◆ Task brief
Each entry that follows must be output without any deviation.

***

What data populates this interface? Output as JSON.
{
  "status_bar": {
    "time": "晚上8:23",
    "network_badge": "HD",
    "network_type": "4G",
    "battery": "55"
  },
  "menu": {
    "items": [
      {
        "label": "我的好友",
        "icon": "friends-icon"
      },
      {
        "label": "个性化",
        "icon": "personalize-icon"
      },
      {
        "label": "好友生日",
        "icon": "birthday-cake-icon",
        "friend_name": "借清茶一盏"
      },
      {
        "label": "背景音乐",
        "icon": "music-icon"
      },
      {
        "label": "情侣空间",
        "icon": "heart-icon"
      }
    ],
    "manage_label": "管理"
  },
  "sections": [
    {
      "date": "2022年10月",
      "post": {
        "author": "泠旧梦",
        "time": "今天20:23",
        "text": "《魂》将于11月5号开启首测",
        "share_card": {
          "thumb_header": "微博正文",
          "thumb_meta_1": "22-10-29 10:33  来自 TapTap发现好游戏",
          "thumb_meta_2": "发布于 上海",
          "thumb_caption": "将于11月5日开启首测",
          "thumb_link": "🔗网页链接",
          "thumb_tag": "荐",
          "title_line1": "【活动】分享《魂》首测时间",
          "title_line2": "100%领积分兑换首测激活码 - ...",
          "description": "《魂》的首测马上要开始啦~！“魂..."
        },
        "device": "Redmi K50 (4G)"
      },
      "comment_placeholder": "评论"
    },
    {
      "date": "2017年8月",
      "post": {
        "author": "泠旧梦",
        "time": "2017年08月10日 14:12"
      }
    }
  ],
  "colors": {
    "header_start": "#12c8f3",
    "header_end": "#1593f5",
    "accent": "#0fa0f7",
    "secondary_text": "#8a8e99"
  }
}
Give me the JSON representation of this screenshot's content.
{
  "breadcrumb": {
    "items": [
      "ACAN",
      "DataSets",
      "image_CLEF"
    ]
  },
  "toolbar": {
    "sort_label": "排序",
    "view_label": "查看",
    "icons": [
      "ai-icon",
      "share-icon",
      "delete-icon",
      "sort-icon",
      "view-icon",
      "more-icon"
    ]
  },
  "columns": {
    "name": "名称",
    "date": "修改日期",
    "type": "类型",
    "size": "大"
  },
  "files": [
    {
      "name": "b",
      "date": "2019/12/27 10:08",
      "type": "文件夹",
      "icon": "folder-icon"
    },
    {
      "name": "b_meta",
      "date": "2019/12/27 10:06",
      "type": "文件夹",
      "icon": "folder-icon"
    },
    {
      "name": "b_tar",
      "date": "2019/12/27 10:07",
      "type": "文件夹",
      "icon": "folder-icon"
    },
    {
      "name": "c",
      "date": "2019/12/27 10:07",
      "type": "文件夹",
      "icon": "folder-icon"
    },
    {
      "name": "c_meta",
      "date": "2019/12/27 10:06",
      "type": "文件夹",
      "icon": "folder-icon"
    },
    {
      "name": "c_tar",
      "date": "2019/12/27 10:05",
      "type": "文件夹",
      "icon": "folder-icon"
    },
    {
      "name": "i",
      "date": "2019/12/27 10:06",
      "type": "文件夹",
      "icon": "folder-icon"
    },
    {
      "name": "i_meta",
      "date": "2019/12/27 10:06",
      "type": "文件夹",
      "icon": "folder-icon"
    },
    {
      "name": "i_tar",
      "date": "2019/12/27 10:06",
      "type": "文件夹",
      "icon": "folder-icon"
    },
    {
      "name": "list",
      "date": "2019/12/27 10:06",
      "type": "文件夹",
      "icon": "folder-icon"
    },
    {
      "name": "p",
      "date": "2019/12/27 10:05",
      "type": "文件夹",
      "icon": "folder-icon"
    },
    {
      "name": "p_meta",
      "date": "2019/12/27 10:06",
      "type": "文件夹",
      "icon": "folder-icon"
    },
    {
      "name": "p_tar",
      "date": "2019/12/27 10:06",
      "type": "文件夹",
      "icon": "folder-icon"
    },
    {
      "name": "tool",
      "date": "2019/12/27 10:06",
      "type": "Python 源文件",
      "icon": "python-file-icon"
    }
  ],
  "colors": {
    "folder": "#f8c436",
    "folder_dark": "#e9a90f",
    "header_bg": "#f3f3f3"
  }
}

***

◆ Response area
What data populates this interface? Output as JSON.
{
  "status_bar": {
    "time": "晚上8:23",
    "network_badge": "HD",
    "network_type": "4G",
    "battery": "55"
  },
  "menu": {
    "items": [
      {
        "label": "我的好友",
        "icon": "friends-icon"
      },
      {
        "label": "个性化",
        "icon": "personalize-icon"
      },
      {
        "label": "好友生日",
        "icon": "birthday-cake-icon",
        "friend_name": "借清茶一盏"
      },
      {
        "label": "背景音乐",
        "icon": "music-icon"
      },
      {
        "label": "情侣空间",
        "icon": "heart-icon"
      }
    ],
    "manage_label": "管理"
  },
  "sections": [
    {
      "date": "2022年10月",
      "post": {
        "author": "泠旧梦",
        "time": "今天20:23",
        "text": "《魂》将于11月5号开启首测",
        "share_card": {
          "thumb_header": "微博正文",
          "thumb_meta_1": "22-10-29 10:33  来自 TapTap发现好游戏",
          "thumb_meta_2": "发布于 上海",
          "thumb_caption": "将于11月5日开启首测",
          "thumb_link": "🔗网页链接",
          "thumb_tag": "荐",
          "title_line1": "【活动】分享《魂》首测时间",
          "title_line2": "100%领积分兑换首测激活码 - ...",
          "description": "《魂》的首测马上要开始啦~！“魂..."
        },
        "device": "Redmi K50 (4G)"
      },
      "comment_placeholder": "评论"
    },
    {
      "date": "2017年8月",
      "post": {
        "author": "泠旧梦",
        "time": "2017年08月10日 14:12"
      }
    }
  ],
  "colors": {
    "header_start": "#12c8f3",
    "header_end": "#1593f5",
    "accent": "#0fa0f7",
    "secondary_text": "#8a8e99"
  }
}
Give me the JSON representation of this screenshot's content.
{
  "breadcrumb": {
    "items": [
      "ACAN",
      "DataSets",
      "image_CLEF"
    ]
  },
  "toolbar": {
    "sort_label": "排序",
    "view_label": "查看",
    "icons": [
      "ai-icon",
      "share-icon",
      "delete-icon",
      "sort-icon",
      "view-icon",
      "more-icon"
    ]
  },
  "columns": {
    "name": "名称",
    "date": "修改日期",
    "type": "类型",
    "size": "大"
  },
  "files": [
    {
      "name": "b",
      "date": "2019/12/27 10:08",
      "type": "文件夹",
      "icon": "folder-icon"
    },
    {
      "name": "b_meta",
      "date": "2019/12/27 10:06",
      "type": "文件夹",
      "icon": "folder-icon"
    },
    {
      "name": "b_tar",
      "date": "2019/12/27 10:07",
      "type": "文件夹",
      "icon": "folder-icon"
    },
    {
      "name": "c",
      "date": "2019/12/27 10:07",
      "type": "文件夹",
      "icon": "folder-icon"
    },
    {
      "name": "c_meta",
      "date": "2019/12/27 10:06",
      "type": "文件夹",
      "icon": "folder-icon"
    },
    {
      "name": "c_tar",
      "date": "2019/12/27 10:05",
      "type": "文件夹",
      "icon": "folder-icon"
    },
    {
      "name": "i",
      "date": "2019/12/27 10:06",
      "type": "文件夹",
      "icon": "folder-icon"
    },
    {
      "name": "i_meta",
      "date": "2019/12/27 10:06",
      "type": "文件夹",
      "icon": "folder-icon"
    },
    {
      "name": "i_tar",
      "date": "2019/12/27 10:06",
      "type": "文件夹",
      "icon": "folder-icon"
    },
    {
      "name": "list",
      "date": "2019/12/27 10:06",
      "type": "文件夹",
      "icon": "folder-icon"
    },
    {
      "name": "p",
      "date": "2019/12/27 10:05",
      "type": "文件夹",
      "icon": "folder-icon"
    },
    {
      "name": "p_meta",
      "date": "2019/12/27 10:06",
      "type": "文件夹",
      "icon": "folder-icon"
    },
    {
      "name": "p_tar",
      "date": "2019/12/27 10:06",
      "type": "文件夹",
      "icon": "folder-icon"
    },
    {
      "name": "tool",
      "date": "2019/12/27 10:06",
      "type": "Python 源文件",
      "icon": "python-file-icon"
    }
  ],
  "colors": {
    "folder": "#f8c436",
    "folder_dark": "#e9a90f",
    "header_bg": "#f3f3f3"
  }
}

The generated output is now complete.